This List of PDO Italian cheeses includes all the Italian cheeses which have Protected Designation of Origin (PDO) status under European Union regulations. These scrumptious FDCs were given to me by my dear friend Maria. Prior to 1996 when the PDO system came into operation, many Italian cheeses were regulated under a Denominazione di Origine (DO) system, which arose out of the 1951 Stresa Conference and was established under the Italian law 125/54. These appellations of origin were recognized in a number of European countries with which Italy had bilateral agreements. (The international framework of recognition was further developed—and extended from cheese to include other agricultural products—by the Lisbon Convention of 1958, and the modifications made to it at Stockholm in 1967, and by the TRIPS accord of 1994.) All of the existing “DO” cheeses were registered by the EU as “PDO” cheeses during the course of 1996. The four different types of cheese shown on the stamps atop the covers are :-
Gorgonzola (right top) is a veined Italian blue cheese, made from unskimmed cow's and/or goat's milk. It can be buttery or firm, crumbly and quite salty, with a "bite" from its blue veining.
Parmigiano-Reggiano (left top) is a hard granular cheese, cooked but not pressed, named after the producing areas near Parma, Reggio Emilia, Modena and Bologna (all in Emilia-Romagna), and Mantova (in Lombardia), Italy. Under Italian law only cheese produced in these provinces may be labelled "Parmigiano-Reggiano", while European law classifies the name as a protected designation of origin. It is informally known as the "king of cheese."
Buffalo mozzarella (left lower) (Italian: mozzarella di bufala) is a mozzarella made from the milk of the domestic water buffalo.

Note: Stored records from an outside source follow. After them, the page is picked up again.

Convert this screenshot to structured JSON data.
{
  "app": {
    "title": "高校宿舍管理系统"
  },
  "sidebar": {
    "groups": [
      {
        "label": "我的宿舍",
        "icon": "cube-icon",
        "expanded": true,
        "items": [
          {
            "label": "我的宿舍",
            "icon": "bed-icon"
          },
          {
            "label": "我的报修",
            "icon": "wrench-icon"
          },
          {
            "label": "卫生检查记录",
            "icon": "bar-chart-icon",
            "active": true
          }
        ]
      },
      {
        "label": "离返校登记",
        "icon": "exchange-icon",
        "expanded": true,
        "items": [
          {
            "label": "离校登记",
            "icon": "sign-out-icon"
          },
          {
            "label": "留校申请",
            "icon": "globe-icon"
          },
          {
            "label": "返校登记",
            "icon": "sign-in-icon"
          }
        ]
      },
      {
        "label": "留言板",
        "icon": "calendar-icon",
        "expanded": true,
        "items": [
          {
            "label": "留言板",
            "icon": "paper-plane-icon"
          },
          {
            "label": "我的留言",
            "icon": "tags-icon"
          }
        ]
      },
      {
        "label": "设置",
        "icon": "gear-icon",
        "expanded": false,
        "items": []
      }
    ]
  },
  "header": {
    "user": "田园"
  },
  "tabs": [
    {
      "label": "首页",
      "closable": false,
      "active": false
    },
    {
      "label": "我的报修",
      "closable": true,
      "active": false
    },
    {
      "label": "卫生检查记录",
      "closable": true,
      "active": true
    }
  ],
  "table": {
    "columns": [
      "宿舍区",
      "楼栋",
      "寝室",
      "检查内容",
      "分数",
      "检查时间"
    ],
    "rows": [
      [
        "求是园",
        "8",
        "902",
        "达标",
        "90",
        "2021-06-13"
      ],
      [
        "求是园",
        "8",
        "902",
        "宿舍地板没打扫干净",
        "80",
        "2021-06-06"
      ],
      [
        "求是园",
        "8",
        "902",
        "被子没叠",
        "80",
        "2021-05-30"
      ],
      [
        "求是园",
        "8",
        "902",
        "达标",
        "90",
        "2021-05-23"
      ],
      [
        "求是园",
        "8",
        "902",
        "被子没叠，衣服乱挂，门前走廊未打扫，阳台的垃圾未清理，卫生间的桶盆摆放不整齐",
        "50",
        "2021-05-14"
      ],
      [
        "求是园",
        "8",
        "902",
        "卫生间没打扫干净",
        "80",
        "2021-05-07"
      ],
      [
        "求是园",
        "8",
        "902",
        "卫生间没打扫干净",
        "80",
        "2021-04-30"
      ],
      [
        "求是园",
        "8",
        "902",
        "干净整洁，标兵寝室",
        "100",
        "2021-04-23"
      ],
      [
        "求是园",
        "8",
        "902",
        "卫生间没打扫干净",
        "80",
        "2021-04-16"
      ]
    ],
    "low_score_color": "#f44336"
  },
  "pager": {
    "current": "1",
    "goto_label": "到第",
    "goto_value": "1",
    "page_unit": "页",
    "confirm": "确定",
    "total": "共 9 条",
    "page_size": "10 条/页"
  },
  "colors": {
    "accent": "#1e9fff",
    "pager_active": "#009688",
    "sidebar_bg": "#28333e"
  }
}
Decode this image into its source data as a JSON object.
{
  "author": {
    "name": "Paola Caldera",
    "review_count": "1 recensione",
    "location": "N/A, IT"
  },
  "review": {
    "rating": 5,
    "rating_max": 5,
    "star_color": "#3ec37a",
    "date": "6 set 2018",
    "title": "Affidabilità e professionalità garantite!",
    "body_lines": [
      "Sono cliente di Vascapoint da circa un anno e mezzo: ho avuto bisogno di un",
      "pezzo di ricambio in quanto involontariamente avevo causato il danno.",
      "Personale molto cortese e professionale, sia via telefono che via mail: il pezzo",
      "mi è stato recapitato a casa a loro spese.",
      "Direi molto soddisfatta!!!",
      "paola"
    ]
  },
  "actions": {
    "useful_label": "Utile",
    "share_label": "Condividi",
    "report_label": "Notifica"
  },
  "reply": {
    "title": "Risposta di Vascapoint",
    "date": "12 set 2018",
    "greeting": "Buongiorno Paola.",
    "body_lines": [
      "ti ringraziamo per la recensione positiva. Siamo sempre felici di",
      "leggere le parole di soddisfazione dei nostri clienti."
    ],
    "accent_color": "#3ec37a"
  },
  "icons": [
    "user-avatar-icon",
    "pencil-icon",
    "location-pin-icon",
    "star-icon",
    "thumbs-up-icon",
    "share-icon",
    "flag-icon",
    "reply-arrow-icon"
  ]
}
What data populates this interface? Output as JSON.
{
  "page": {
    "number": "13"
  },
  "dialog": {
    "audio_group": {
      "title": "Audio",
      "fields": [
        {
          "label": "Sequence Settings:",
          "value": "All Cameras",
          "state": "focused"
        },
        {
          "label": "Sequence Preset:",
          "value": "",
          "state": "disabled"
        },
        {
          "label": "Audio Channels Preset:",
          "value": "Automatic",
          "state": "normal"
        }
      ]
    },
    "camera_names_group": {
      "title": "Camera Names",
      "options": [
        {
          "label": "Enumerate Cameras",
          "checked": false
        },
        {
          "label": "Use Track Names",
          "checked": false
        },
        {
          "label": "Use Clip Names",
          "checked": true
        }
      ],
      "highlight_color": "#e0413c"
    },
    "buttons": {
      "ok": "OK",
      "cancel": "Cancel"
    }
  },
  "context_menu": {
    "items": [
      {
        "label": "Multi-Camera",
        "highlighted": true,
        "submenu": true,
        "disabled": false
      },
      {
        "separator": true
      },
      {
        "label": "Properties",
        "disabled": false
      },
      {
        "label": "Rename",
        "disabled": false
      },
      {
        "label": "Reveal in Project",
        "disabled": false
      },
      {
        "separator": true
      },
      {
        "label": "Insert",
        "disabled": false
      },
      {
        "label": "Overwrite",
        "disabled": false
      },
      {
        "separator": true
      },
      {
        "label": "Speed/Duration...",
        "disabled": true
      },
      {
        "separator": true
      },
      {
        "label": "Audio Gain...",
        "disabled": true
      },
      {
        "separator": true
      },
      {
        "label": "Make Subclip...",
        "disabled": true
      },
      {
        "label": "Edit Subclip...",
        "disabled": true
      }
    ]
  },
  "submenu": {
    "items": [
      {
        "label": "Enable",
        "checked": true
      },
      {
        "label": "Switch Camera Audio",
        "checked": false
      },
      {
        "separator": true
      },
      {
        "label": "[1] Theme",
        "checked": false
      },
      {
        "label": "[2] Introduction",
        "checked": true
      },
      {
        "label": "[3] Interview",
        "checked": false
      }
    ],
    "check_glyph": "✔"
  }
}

Ragusano (right lower). One of the most favorite Italian cheeses produced in Sicily. The cheese usually has a shape of a brick and it is made from unpasteurized cow's milk. The curd is heated and stretched until it is rubbery. Then it is pressed into rectangular moulds and the cheese is left to dry. Salted and rubbed, the cheese is ready for affinage that takes six months. During this period of time it is regularly rubbed with a mixture of oil and vinegar. After this period of time the cheese hardens and the taste becomes stronger and more savory.